Comparisons and Contradictions of the Cultures and Ideas of the Americans and Spanish by Jessica Herford

728 words - 3 pages The following paper will be comparative of the cultures and ideas of the Americans and the Spanish. It will be primarily referring to the paper “Lived Ethnicity: Archaeology and Identity in Mexicano America, by Bonnie J. Clark”. The similarities as well as the differences will be discussed. After the comparisons and contrasts have been established, there will be a prediction of what will happen when these two cultures meet and begin to

Differences Between Poria and Jessica in Shakespeare's Merchant of Venice

808 words - 3 pages There are many similarities and differences between Portia and Jessica. For starters, they are both of the same gender. Back during the Shakespearean time, sexism was very common. So they were both treated equally amongst society for being women. Portia and Jessica both struggle with romance in the play. Jessica, a jewish girl, has fallen in love with a Christian. Portia, a Christian woman, has no control over who she will have to marry, and

Similar Essays

Desh And Videsh: Be/Longingness In Bharati Mukherjee's Jasmine

1556 words - 7 pages Desh and Videsh: Be/Longingness in Bharati Mukherjee’s Jasmine Diaspora is the movement of indigenous people or a population of a common people to a place other than the homeland. It can be voluntary or forced and usually the movement is to a place far from the original home. World history is replete with the instances about mass dispersion such as the expulsion of Jews from Europe, the African Trans-Atlantic slave trade, the century long exile

Analysis Of Identity In Jasmine

2780 words - 11 pages The novel Jasmine by Bharati Mukherjee is an incredible story about the transformation and life experiences of a Panjabi girl from India. The life of Jyoti is told from her point of view when she is twenty-four years old, and pregnant with the baby of Bud Ripplemeyer, a crippled banker who is more than twice Jyoti’s age. During the span of two months in Iowa, Jyoti narrates her biographical experiences in Punjab and in America as she strives to

Journeyhod Journey Motif In Heart Of Darkness And Jasmine

1063 words - 4 pages for fulfillment occurs through a series of metaphorical deaths and rebirths. Each stage of her journey brings a new identity with it; she is molded by the people she encounters, and her desire for assimilation is gradually realized through the relationships she develops. Repressed by the Vadheras' persistence in holding on to the Old World, Jasmine struggles with her need for a release from the past. It is not until she becomes "an American in an

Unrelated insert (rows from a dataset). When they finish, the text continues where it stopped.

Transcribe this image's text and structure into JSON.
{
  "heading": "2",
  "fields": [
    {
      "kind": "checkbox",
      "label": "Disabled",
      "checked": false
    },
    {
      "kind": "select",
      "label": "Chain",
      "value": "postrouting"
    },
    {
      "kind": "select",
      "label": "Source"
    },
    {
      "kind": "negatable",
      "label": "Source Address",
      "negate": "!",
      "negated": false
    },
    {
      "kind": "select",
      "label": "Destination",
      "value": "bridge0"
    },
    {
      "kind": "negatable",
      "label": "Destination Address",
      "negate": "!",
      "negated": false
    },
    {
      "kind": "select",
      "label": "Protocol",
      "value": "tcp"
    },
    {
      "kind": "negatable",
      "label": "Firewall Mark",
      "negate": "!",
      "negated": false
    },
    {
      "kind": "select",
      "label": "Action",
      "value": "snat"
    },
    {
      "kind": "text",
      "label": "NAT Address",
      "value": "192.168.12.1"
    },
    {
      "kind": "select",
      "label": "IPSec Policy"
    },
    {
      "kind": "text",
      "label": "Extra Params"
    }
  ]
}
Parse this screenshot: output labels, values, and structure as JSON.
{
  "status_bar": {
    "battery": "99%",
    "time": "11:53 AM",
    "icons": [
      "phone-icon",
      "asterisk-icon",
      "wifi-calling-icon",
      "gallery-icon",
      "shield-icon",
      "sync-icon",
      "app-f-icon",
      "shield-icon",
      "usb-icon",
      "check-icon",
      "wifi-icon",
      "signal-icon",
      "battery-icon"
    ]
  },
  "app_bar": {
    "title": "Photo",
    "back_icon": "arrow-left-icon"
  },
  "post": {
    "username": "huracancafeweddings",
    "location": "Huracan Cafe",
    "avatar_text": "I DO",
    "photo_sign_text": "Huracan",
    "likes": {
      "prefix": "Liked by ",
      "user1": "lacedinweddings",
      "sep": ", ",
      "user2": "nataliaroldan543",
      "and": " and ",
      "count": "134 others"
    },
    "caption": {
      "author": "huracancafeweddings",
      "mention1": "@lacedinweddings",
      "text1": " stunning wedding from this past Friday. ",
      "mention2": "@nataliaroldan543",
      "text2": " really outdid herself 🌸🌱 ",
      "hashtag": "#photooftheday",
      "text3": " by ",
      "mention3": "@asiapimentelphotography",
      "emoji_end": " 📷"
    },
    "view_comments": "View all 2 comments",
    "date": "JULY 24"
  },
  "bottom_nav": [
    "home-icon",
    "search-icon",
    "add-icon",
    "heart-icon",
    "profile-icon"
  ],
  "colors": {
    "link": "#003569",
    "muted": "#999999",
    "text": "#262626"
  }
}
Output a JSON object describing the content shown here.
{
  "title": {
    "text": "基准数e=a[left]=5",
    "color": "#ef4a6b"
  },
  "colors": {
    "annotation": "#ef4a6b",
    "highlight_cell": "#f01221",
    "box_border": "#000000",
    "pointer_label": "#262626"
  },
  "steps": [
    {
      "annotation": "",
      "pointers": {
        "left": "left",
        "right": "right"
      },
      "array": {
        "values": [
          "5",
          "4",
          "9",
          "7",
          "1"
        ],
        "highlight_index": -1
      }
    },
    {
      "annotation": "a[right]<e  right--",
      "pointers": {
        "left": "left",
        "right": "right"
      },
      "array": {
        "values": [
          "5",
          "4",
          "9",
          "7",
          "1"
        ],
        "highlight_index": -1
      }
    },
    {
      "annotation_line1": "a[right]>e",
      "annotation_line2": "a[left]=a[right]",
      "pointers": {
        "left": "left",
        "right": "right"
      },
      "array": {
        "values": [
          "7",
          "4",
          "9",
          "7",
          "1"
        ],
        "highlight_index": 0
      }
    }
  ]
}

Exposing The Real Jasmine Essay

1843 words - 7 pages , many postcolonial female authors demystify the prescribed ideologies thrust upon them by a patriarchal culture while at the same time expressing their own sense of loss of cultural identity. Therefore, postcolonial literature applies a counterdiscourse that depicts the realities and struggles of people that are from the eastern world. This type of counterdiscourse can be readily applied to Bharati Makherjee’s Jasmine. Mukherjee uses Jasmine’s